Dam Removal Conservation

Spring Chinook runs…disappointing (but unsurprising) declines continue

A large salmon being held just below the waterline from a boat
Releasing a Chinook

Now is our chance to let the Biden Administration know it is time to act.

As the spring Chinook salmon migration nears its end in much of the Snake River basin, it is time to reflect on what was and was not. In February, fisheries managers forecasted 85,900 spring Chinook salmon would return to the Snake River basin with just 13,200 of them from wild origin. To date, collectively, just 38,954 adult spring Chinook salmon have been counted over Lower Granite Dam: very different from the preseason forecast. While these run numbers are disappointing no matter how you look at it, if we add in the amount of effort and money spent to recover these runs, it is downright depressing. 

Underwater photo of a Chinook Salmon
Adult Chinook Salmon in the Snake River Basin. Photo by Matt Steinwurtzel

How we got here: it’s simple, Snake River dams cause salmon declines 

Since the completion of the lower Snake River hydro system in 1975, wild spring/summer chinook numbers have consistently declined year-after-year from historical populations despite our best efforts. Since that year, the average return has been 13,400. This, despite billions of dollars invested to mitigate the detrimental impacts of the hydro-system to the largest and coldest freshwater habitat found in the lower 48.  

While wild Chinook numbers labor to reach the National Oceanic and Atmospheric Administration (NOAA) minimum abundance threshold of 33,500, we are even further than before from meeting our collaborative commitment developed through the Columbia Basin Partnership to a healthy and harvestable target of 138,000 Chinook returning each year.  

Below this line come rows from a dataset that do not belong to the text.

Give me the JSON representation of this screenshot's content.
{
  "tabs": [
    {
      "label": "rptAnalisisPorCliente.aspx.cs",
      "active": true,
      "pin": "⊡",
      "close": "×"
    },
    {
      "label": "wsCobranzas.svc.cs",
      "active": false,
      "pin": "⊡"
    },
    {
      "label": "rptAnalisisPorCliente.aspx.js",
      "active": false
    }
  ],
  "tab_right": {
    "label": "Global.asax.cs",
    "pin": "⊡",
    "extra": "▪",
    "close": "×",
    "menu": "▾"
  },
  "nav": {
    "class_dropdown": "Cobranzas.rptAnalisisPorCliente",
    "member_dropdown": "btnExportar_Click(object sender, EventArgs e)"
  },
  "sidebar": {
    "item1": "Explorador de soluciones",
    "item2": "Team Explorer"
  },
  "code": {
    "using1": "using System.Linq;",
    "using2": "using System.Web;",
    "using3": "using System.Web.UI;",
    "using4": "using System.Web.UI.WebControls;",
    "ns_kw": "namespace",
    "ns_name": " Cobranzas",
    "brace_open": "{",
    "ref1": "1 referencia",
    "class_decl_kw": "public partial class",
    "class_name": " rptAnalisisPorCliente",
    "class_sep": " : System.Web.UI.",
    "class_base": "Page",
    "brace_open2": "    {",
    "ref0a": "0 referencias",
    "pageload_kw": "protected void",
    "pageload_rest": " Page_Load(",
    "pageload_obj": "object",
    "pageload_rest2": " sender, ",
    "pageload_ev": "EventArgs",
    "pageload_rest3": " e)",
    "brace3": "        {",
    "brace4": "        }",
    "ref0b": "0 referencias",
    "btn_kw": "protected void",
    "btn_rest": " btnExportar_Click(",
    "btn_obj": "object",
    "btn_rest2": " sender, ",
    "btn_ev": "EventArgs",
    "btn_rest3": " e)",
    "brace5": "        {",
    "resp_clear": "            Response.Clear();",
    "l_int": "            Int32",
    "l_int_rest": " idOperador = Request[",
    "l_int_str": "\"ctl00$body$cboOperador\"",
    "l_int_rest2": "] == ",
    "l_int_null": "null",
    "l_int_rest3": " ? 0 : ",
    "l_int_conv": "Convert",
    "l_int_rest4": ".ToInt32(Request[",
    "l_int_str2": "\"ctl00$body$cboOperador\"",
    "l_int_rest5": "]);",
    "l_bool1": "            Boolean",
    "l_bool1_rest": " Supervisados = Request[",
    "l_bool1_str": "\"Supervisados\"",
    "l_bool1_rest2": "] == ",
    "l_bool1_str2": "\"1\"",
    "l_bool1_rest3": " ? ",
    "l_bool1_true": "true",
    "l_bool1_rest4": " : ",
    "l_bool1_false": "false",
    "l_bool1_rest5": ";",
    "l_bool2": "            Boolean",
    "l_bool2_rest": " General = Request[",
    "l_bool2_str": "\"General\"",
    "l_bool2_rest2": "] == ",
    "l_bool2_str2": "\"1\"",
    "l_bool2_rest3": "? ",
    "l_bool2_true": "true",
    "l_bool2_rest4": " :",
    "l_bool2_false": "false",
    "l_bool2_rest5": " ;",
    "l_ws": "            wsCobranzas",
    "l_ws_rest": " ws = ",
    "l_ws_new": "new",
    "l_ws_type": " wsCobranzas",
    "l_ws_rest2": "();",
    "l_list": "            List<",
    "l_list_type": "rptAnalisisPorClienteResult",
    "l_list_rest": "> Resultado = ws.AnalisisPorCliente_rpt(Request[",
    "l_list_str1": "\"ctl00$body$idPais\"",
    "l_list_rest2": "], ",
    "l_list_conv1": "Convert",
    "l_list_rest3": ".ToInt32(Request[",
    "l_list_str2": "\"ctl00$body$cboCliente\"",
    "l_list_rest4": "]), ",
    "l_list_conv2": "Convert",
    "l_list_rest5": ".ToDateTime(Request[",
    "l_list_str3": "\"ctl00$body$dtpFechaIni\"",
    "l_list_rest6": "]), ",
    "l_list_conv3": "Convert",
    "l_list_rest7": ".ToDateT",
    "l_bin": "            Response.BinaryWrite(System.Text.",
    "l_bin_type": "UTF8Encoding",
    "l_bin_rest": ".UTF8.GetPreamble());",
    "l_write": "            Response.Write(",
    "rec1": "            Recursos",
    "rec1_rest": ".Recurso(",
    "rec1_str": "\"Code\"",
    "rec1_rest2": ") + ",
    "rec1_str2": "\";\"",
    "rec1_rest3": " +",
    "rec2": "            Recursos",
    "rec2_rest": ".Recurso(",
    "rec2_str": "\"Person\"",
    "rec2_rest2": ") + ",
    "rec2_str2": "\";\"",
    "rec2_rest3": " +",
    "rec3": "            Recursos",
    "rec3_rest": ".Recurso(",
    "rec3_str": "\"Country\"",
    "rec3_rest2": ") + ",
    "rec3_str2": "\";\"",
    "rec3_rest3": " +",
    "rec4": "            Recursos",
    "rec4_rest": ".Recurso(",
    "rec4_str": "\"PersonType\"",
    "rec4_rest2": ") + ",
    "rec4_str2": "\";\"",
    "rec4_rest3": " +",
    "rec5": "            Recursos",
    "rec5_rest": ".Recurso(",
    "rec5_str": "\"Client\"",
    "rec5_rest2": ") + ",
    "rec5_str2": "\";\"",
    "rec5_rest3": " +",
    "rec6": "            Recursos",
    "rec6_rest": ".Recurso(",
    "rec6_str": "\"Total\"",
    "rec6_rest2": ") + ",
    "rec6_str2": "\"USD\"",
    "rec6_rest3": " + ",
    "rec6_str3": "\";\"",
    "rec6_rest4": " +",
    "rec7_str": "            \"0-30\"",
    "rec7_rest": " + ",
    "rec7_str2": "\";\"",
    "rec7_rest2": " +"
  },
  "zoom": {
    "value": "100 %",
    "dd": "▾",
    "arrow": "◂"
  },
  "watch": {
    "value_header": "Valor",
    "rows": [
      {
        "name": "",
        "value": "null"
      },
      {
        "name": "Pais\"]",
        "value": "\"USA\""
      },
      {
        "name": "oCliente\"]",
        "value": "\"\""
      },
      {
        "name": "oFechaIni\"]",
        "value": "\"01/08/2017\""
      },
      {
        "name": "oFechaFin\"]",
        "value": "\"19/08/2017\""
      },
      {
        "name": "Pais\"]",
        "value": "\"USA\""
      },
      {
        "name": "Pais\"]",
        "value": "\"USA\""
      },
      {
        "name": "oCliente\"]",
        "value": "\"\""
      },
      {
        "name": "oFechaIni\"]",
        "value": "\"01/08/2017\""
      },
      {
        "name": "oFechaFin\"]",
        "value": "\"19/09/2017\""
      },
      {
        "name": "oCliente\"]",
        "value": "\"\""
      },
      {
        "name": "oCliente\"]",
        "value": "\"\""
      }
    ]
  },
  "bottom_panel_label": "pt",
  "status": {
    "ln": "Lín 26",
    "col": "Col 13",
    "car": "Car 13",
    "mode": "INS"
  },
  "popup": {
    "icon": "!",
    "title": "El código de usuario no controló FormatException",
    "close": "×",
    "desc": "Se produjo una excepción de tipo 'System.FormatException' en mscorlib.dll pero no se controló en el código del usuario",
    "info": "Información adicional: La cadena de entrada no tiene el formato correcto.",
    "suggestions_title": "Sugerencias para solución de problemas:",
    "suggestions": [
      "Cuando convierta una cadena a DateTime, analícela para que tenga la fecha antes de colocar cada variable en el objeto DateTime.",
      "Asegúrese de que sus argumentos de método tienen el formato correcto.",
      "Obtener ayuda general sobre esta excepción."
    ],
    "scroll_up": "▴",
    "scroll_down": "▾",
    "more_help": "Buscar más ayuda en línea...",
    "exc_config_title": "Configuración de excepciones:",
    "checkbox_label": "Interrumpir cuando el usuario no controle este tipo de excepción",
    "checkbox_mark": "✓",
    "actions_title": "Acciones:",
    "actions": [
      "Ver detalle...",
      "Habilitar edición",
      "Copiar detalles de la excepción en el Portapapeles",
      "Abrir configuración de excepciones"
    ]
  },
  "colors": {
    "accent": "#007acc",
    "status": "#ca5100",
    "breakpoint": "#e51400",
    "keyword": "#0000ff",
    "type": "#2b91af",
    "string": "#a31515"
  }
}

In 2021, the Nez Perce Tribe determined that 42 percent of independent Snake River spring/summer Chinook populations are at the quasi-extinction threshold. This threshold identifies populations with fewer than 50 wild adult spawners returning to any one population as a warning sign for future recovery because of genetic viability and absolute extinction. At the same time, the Nez Perce Tribe predicted 77 percent of populations will drop below the threshold by 2025.  

A man stands, operating a motor boat with a low sun in the background
Early morning salmon fishing.

Spring Chinook runs–hatchery salmon or bust. 

Are you wondering why there are still open fisheries for spring Chinook salmon? We will clarify; approximately 80 percent of spring Chinook salmon returning to the Snake River Basin are hatchery-origin fish, hence harvest still being allowed.  

Annually, approximately 13.6 million spring/summer Chinook salmon smolt are released into the basin. The program is mandated by Congress as a commitment of the Water Resources Development Act of 1976 and the Northwest Power Act of 1980 to mitigate for the impacts of the dams: the largest band-aid in history that fell off the festering wound of the lower Snake River dams long ago as highlighted by the continued poor returns. Although Snake River spring Chinook salmon are listed as threatened under the Endangered Species Act, harvest is allowed on hatchery-origin Chinook only, which can be identified by the lack of adipose fin. Despite the best intentions, hatchery salmon return at a lower SAR (smolt to adult return) than wild fish. It is similar to turning a fan on at the front door of a bank and blowing all the money out on the street.  

Diminished runs have a far-reaching ripple effect throughout the region, from violation of Tribal Treaty and trust obligations to a devastating loss of an iconic species, not to mention a loss of river community-dependent economic inputs. It’s not just the salmon, our region is in trouble.  

Today we have an opportunity to provide the Biden Administration our perspective on recovery and how we can return wild salmon to the basin. Tell the Biden Administration that now is the time to remove the lower four Snake River dams.  Take action now.